There comes a point in your business when it is important to decide if you want to shift from solopreneur mode to CEO mode. For some, this can happen very quickly if their business grows rapidly. For others, it could take several years. Developing a success mindset, though, is the first step to mastering your role as a CEO when the time comes.
Before we dig into this too much, I want to take a moment to underscore how embracing the role of CEO is not at all required to run a successful solo business. Developing a success mindset is very different in a one-woman shop than one where you’re looking to grow and scale a team. But different doesn’t mean better!
Identifying your goals for your business is perhaps the most critical first step in this process because they determine what happens next. If you want to generate a salary on your own terms that covers your base expenses, then you may never need to focus on developing a success mindset of a CEO.
However, if you instead want to grow a larger business capable of supporting higher and higher salaries for yourself and those of other people, you will have to step into your role as a CEO fully.
There is no right or wrong answer to whether you “should” want this or not; instead, let what you truly want to dictate what you do here.
Assuming you truly want to step into your role of CEO, developing a success mindset is the first step in the process. This so often goes beyond simple skills or concrete habits that you feel like you should do.
In fact, developing a success mindset requires such a shift in how you do things that it often requires new kinds of support to help you with this transition.
This is exactly why many of my clients opt to hire me. They know they want to move into a CEO role, but they don’t know how to start. They’re so bogged down by working in their business they cannot find the time or space to do the work on their business in the ways they need to. This prevents them from having the breathing room they need to focus on developing a success mindset.
So, before anything can really change, it is important to take steps to remove yourself from the day-to-day operations that are bogging you down. Once you do this, you can free up the time and space needed to work on your business, and begin developing a success mindset.

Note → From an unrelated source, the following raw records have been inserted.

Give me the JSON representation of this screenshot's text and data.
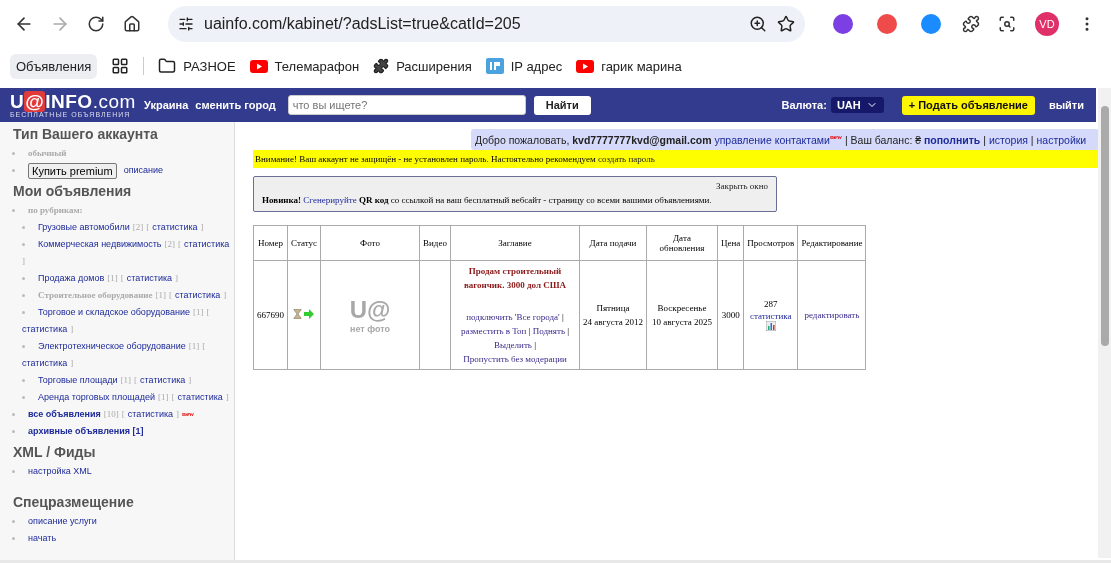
{
  "browser": {
    "url": "uainfo.com/kabinet/?adsList=true&catId=205",
    "avatar": "VD",
    "bookmarks": [
      {
        "label": "Объявления",
        "kind": "chip"
      },
      {
        "kind": "apps"
      },
      {
        "label": "РАЗНОЕ",
        "kind": "folder"
      },
      {
        "label": "Телемарафон",
        "kind": "video"
      },
      {
        "label": "Расширения",
        "kind": "puzzle"
      },
      {
        "label": "IP адрес",
        "kind": "ip"
      },
      {
        "label": "гарик марина",
        "kind": "video"
      }
    ]
  },
  "header": {
    "logo": {
      "left": "U",
      "mark": "@",
      "right": "INFO",
      "suffix": ".com",
      "tagline": "БЕСПЛАТНЫЕ ОБЪЯВЛЕНИЯ"
    },
    "region": "Украина",
    "change_city": "сменить город",
    "search": {
      "placeholder": "что вы ищете?"
    },
    "search_button": "Найти",
    "currency_label": "Валюта:",
    "currency": "UAH",
    "add_button": "+ Подать объявление",
    "logout": "выйти"
  },
  "sidebar": {
    "brackets": [
      "[",
      "]"
    ],
    "account": {
      "title": "Тип Вашего аккаунта",
      "type": "обычный",
      "premium_button": "Купить premium",
      "description": "описание"
    },
    "ads": {
      "title": "Мои объявления",
      "group": "по рубрикам:",
      "categories": [
        {
          "name": "Грузовые автомобили",
          "count": "[2]",
          "stats": "статистика",
          "disabled": false
        },
        {
          "name": "Коммерческая недвижимость",
          "count": "[2]",
          "stats": "статистика",
          "disabled": false
        },
        {
          "name": "Продажа домов",
          "count": "[1]",
          "stats": "статистика",
          "disabled": false
        },
        {
          "name": "Строительное оборудование",
          "count": "[1]",
          "stats": "статистика",
          "disabled": true
        },
        {
          "name": "Торговое и складское оборудование",
          "count": "[1]",
          "stats": "статистика",
          "disabled": false
        },
        {
          "name": "Электротехническое оборудование",
          "count": "[1]",
          "stats": "статистика",
          "disabled": false
        },
        {
          "name": "Торговые площади",
          "count": "[1]",
          "stats": "статистика",
          "disabled": false
        },
        {
          "name": "Аренда торговых площадей",
          "count": "[1]",
          "stats": "статистика",
          "disabled": false
        }
      ],
      "all": {
        "label": "все объявления",
        "count": "[10]",
        "stats": "статистика",
        "badge": "new"
      },
      "archive": "архивные объявления [1]"
    },
    "xml": {
      "title": "XML / Фиды",
      "links": [
        "настройка XML"
      ]
    },
    "special": {
      "title": "Спецразмещение",
      "links": [
        "описание услуги",
        "начать"
      ]
    }
  },
  "welcome": {
    "greeting": "Добро пожаловать,",
    "email": "kvd7777777kvd@gmail.com",
    "contacts": "управление контактами",
    "badge": "new",
    "balance": "| Ваш баланс: ₴",
    "topup": "пополнить",
    "history": "история",
    "settings": "настройки",
    "separator": "|"
  },
  "warning": {
    "text": "Внимание! Ваш аккаунт не защищён - не установлен пароль. Настоятельно рекомендуем",
    "link": "создать пароль"
  },
  "notice": {
    "close": "Закрыть окно",
    "before": "**Новинка!**",
    "link": "Сгенерируйте",
    "after": "**QR код** со ссылкой на ваш бесплатный вебсайт - страницу со всеми вашими объявлениями."
  },
  "table": {
    "columns": [
      "Номер",
      "Статус",
      "Фото",
      "Видео",
      "Заглавие",
      "Дата подачи",
      "Дата обновления",
      "Цена",
      "Просмотров",
      "Редактирование"
    ],
    "rows": [
      {
        "number": "667690",
        "photo": {
          "mark": "U@",
          "caption": "нет фото"
        },
        "title": "Продам строительный вагончик. 3000 дол США",
        "actions": [
          "подключить 'Все города'",
          "разместить в Топ",
          "Поднять",
          "Выделить",
          "Пропустить без модерации"
        ],
        "separator": "|",
        "submitted": [
          "Пятница",
          "24 августа 2012"
        ],
        "updated": [
          "Воскресенье",
          "10 августа 2025"
        ],
        "price": "3000",
        "views": "287",
        "stats": "статистика",
        "edit": "редактировать"
      }
    ]
  }
}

Developing a Success Mindset Shift #1
The initial mindset shift that’s required here is understanding how and when you delegate. If you started as a one-woman show, you are likely used to doing everything on your own. But, as you grow, this becomes more and more challenging, so you’ll need to start delegating to a team. You simply won’t be able to do it all on your own — nor is it healthy for you!

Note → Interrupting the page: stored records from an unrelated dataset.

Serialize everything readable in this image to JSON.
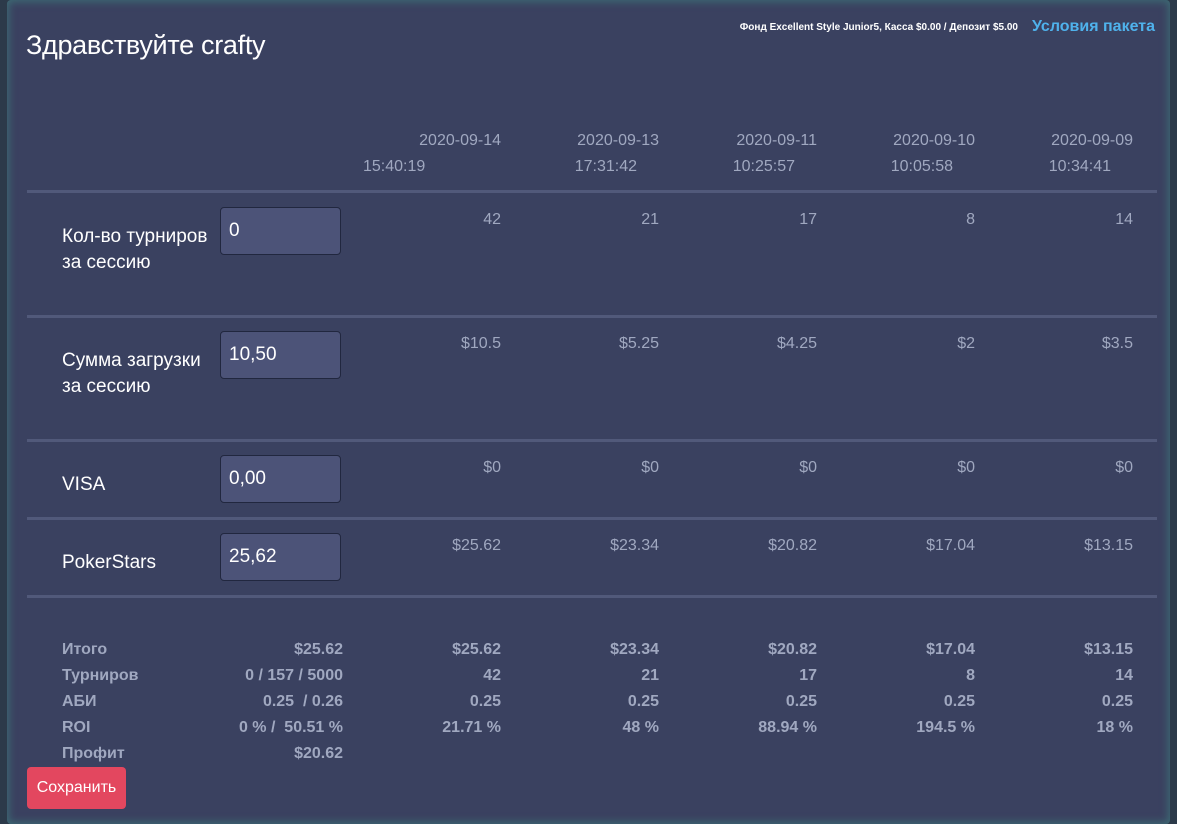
{
  "header": {
    "greeting": "Здравствуйте crafty",
    "fund_info": "Фонд Excellent Style Junior5, Касса $0.00 / Депозит $5.00",
    "terms_link": "Условия пакета"
  },
  "sessions": [
    {
      "date": "2020-09-14",
      "time": "15:40:19"
    },
    {
      "date": "2020-09-13",
      "time": "17:31:42"
    },
    {
      "date": "2020-09-11",
      "time": "10:25:57"
    },
    {
      "date": "2020-09-10",
      "time": "10:05:58"
    },
    {
      "date": "2020-09-09",
      "time": "10:34:41"
    }
  ],
  "rows": [
    {
      "label": "Кол-во турниров за сессию",
      "input": "0",
      "values": [
        "42",
        "21",
        "17",
        "8",
        "14"
      ]
    },
    {
      "label": "Сумма загрузки за сессию",
      "input": "10,50",
      "values": [
        "$10.5",
        "$5.25",
        "$4.25",
        "$2",
        "$3.5"
      ]
    },
    {
      "label": "VISA",
      "input": "0,00",
      "values": [
        "$0",
        "$0",
        "$0",
        "$0",
        "$0"
      ]
    },
    {
      "label": "PokerStars",
      "input": "25,62",
      "values": [
        "$25.62",
        "$23.34",
        "$20.82",
        "$17.04",
        "$13.15"
      ]
    }
  ],
  "summary": [
    {
      "label": "Итого",
      "total": "$25.62",
      "values": [
        "$25.62",
        "$23.34",
        "$20.82",
        "$17.04",
        "$13.15"
      ]
    },
    {
      "label": "Турниров",
      "total": "0 / 157 / 5000",
      "values": [
        "42",
        "21",
        "17",
        "8",
        "14"
      ]
    },
    {
      "label": "АБИ",
      "total": "0.25  / 0.26",
      "values": [
        "0.25",
        "0.25",
        "0.25",
        "0.25",
        "0.25"
      ]
    },
    {
      "label": "ROI",
      "total": "0 % /  50.51 %",
      "values": [
        "21.71 %",
        "48 %",
        "88.94 %",
        "194.5 %",
        "18 %"
      ]
    },
    {
      "label": "Профит",
      "total": "$20.62",
      "values": [
        "",
        "",
        "",
        "",
        ""
      ]
    }
  ],
  "actions": {
    "save_label": "Сохранить"
  },
  "colors": {
    "background": "#3a4160",
    "accent_link": "#4fb2ec",
    "save_button": "#e3475f"
  }
}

To get started delegating, there are a few things to consider:
- How do you want to manage task assignments and deadlines?

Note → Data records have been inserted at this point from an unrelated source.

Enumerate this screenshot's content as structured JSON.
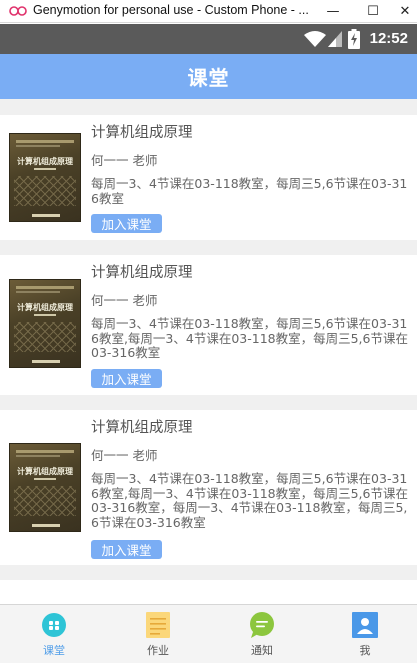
{
  "window": {
    "title": "Genymotion for personal use - Custom Phone - ...",
    "minimize": "—",
    "maximize": "☐",
    "close": "✕"
  },
  "statusbar": {
    "time": "12:52"
  },
  "header": {
    "title": "课堂"
  },
  "courses": [
    {
      "cover_title": "计算机组成原理",
      "title": "计算机组成原理",
      "teacher": "何一一 老师",
      "schedule": "每周一3、4节课在03-118教室，每周三5,6节课在03-316教室",
      "join_label": "加入课堂"
    },
    {
      "cover_title": "计算机组成原理",
      "title": "计算机组成原理",
      "teacher": "何一一 老师",
      "schedule": "每周一3、4节课在03-118教室，每周三5,6节课在03-316教室,每周一3、4节课在03-118教室，每周三5,6节课在03-316教室",
      "join_label": "加入课堂"
    },
    {
      "cover_title": "计算机组成原理",
      "title": "计算机组成原理",
      "teacher": "何一一 老师",
      "schedule": "每周一3、4节课在03-118教室，每周三5,6节课在03-316教室,每周一3、4节课在03-118教室，每周三5,6节课在03-316教室，每周一3、4节课在03-118教室，每周三5,6节课在03-316教室",
      "join_label": "加入课堂"
    }
  ],
  "bottom_nav": [
    {
      "label": "课堂",
      "icon": "classroom-icon",
      "active": true
    },
    {
      "label": "作业",
      "icon": "homework-icon",
      "active": false
    },
    {
      "label": "通知",
      "icon": "notification-icon",
      "active": false
    },
    {
      "label": "我",
      "icon": "profile-icon",
      "active": false
    }
  ],
  "colors": {
    "header": "#7aadf4",
    "statusbar": "#5a5a5a",
    "button": "#7aadf4",
    "active_tab": "#4f9de8"
  }
}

- How involved do you want to be in the completion of delegated tasks?
- What is the ROI of delegating these tasks?
Once you know the ROI and how involved you want to be in the process, you can start to make decisions about the skill level of who is completing them. Developing a success mindset around delegation takes time, but it’s helpful to get an initial starting point before you dive in.
Developing a Success Mindset Shift #2
A second mindset shift is related to moving from more tangible tasks to more intangible tasks. When you are in solopreneur mode, you very often spend a vast majority of your time on concrete deliverables. If you use the Eisenhower matrix, you spend your time primarily on the urgent categories.
However, as you shift into the CEO role, you’ll likely spend more time on non-urgent tasks, like building relationships with potential collaborators or developing new revenue streams. These tend to be more abstract items with less immediate and tangible results, so it can feel very pointless in the moment. These tasks don’t fit nicely into a to-do list or provide the same kind of satisfaction we often get from checking them off the list.
Not embracing these task because they don’t feel as satisfying to complete can be very detrimental to developing a success mindset because you end up floundering a bit. It can feel very much like you’re spinning your wheels and wasting your time as you shift to the more intangible tasks, but the long-term implication of these types of tasks is essential to growing your business.
Understanding this shift in your role and dealing with the common mental struggle of “but I’m not really doing anything,” will help you successfully navigate this change.
Developing a Success Mindset Shift #3
A third mindset shift is accepting that things may get worse before they get better and that things always take longer to do properly than we’d like for them to take. This is a huge part of the battle when developing a success mindset because we are so often wired for instant gratification that if things don’t happen now, we assume we’ve failed.
For instance, I commonly help my clients evaluate any existing team members when we first start. In this process, we often realize they don’t have the right people doing the right things. So, to make the changes they want, we may have to change team member roles or even let them go.
This can feel very much like a step backward, but it is essential to the overall goals of the business. You simply cannot make the long-term progress you need to make without the proper support available.
Putting sustainable support in place very often takes longer to do than we’d like. You may not find the right team member on the first — or even second — try. So you have to be willing to stay the course until you get it right for the long term rather than accept less than you need for short-term gains.
Developing a success mindset starts by knowing what you want and continues by consistently working towards what you want. These three mindset shifts will help you start your journey from solopreneur to CEO. Ultimately, you will accomplish far more than you may have ever imagined in the process and have more fun than you might think if you’re prepared to take things as they come and pivot as needed.